Table: Use Cases of Docker and Kubernetes
|Continuous integration and delivery||✓||✓|
In conclusion, Docker and Kubernetes are poised to have a significant impact on the future of containerization. As technology continues to advance, these technologies will continue to evolve and enhance their functionalities, further empowering organizations to embrace the benefits of containerization. Together, Docker and Kubernetes provide a comprehensive solution for deploying, scaling, and managing containerized applications, enabling businesses to achieve higher levels of efficiency, scalability, and innovation in their software development processes.
In conclusion, Docker and Kubernetes are powerful technologies that play distinct roles in containerization, and their coexistence provides an optimal solution for successfully running and managing containerized applications.
Docker is a suite of software development tools used to create, share, and run individual containers. It allows containers to be created and run anywhere, providing flexibility and portability. Docker also offers its own container orchestration system called Docker Swarm, which provides features for managing containerized applications.

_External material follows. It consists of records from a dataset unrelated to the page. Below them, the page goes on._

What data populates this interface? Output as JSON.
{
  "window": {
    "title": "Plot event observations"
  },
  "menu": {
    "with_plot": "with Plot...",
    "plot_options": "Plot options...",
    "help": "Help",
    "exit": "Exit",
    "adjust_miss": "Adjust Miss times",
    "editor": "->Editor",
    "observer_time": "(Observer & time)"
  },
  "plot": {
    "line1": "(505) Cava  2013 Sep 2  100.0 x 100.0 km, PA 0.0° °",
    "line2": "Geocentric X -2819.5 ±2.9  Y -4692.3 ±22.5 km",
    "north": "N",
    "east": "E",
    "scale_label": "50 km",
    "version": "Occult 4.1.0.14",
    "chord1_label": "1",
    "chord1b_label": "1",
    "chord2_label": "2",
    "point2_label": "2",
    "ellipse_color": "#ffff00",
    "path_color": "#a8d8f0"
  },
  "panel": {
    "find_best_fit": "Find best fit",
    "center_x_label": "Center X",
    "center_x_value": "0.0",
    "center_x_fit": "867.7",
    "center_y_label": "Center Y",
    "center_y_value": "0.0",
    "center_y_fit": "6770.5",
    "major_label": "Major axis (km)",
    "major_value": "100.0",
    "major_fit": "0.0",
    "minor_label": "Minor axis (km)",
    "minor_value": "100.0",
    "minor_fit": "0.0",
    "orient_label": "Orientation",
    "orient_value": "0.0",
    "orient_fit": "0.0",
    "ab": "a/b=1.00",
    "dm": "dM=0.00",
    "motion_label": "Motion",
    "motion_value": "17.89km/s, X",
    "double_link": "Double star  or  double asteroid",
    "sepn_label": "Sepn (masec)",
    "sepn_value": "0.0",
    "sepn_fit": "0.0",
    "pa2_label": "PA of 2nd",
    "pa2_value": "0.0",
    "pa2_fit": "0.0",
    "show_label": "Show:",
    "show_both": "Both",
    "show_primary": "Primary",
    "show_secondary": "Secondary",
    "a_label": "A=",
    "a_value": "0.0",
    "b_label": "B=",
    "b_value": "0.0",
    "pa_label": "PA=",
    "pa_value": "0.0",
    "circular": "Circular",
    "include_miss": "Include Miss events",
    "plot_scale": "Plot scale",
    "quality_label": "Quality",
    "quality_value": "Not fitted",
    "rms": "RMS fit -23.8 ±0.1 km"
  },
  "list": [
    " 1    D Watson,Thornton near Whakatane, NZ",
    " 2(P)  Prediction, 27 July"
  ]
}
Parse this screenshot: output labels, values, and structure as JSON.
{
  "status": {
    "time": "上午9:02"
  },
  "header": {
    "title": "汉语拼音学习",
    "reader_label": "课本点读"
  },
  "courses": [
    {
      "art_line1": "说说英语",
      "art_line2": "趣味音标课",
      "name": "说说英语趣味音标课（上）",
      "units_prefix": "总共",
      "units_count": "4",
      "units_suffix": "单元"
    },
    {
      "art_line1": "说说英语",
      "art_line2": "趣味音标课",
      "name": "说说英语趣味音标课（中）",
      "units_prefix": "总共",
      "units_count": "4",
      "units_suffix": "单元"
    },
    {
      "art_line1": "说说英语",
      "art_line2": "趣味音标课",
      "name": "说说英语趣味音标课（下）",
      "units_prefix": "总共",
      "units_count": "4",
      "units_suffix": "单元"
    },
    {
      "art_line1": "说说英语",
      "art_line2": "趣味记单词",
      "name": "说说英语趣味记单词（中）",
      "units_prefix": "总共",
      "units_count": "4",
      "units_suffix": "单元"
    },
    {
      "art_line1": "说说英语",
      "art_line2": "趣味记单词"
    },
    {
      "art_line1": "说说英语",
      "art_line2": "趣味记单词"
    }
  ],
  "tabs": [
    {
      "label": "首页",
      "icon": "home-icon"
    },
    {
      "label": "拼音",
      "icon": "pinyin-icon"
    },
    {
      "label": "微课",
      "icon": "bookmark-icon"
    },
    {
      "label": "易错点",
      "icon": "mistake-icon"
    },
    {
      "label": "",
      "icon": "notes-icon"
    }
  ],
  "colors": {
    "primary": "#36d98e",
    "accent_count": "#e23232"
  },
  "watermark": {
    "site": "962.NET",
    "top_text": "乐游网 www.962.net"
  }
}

Kubernetes, on the other hand, is an open-source container orchestration platform that automates the deployment and management of containerized applications. It excels at operating containers at scale, offering features such as auto-scaling, high availability, and security. Kubernetes is often used in large-scale and critical applications due to its resilience and advanced container management capabilities.
When used together, Docker and Kubernetes provide a comprehensive solution for containerized application deployment and management. Their integration allows for optimal resource usage, automated operations, and flexible deployment. Docker can be used to create and run containers, while Kubernetes takes care of orchestrating and managing them in production environments.
Overall, Docker and Kubernetes are not mutually exclusive, but rather complementary technologies that enable organizations to harness the benefits of containerization. By leveraging the unique strengths of each platform, businesses can achieve scalability, agility, and resilience in their containerized applications.
What is Docker?
Docker is a suite of software development tools for creating, sharing, and running individual containers.
What is Kubernetes?
Kubernetes is a system for operating containerized applications at scale.
How are Docker and Kubernetes different?
Docker is used to create containers that can run anywhere, while Kubernetes is used to operate containers in production and can auto-scale applications.
Does Docker have its own container orchestration system?
Yes, Docker offers its own container orchestration system called Docker Swarm.
What are some use cases of Docker and Kubernetes?
Docker and Kubernetes are used for deploying microservices applications, dynamic scaling, running containerized applications on edge devices, continuous integration and delivery, and cloud-native applications.
What are some challenges in container orchestration?
Container orchestration challenges include container deployment, scaling, and managing the lifecycle of containers.
Which is more suitable for large-scale and critical applications: Docker Swarm or Kubernetes?
Kubernetes is more suitable for large-scale and critical applications due to its security features and resilience.
Can Docker and Kubernetes be used together?
Yes, Docker and Kubernetes can be used together to provide scalability, agility, and resiliency to containerized applications.
What are some benefits of integrating Docker and Kubernetes?
The integration of Docker and Kubernetes allows for optimal resource usage, software health monitoring, automated operations, storage orchestration, and system-independent container deployment.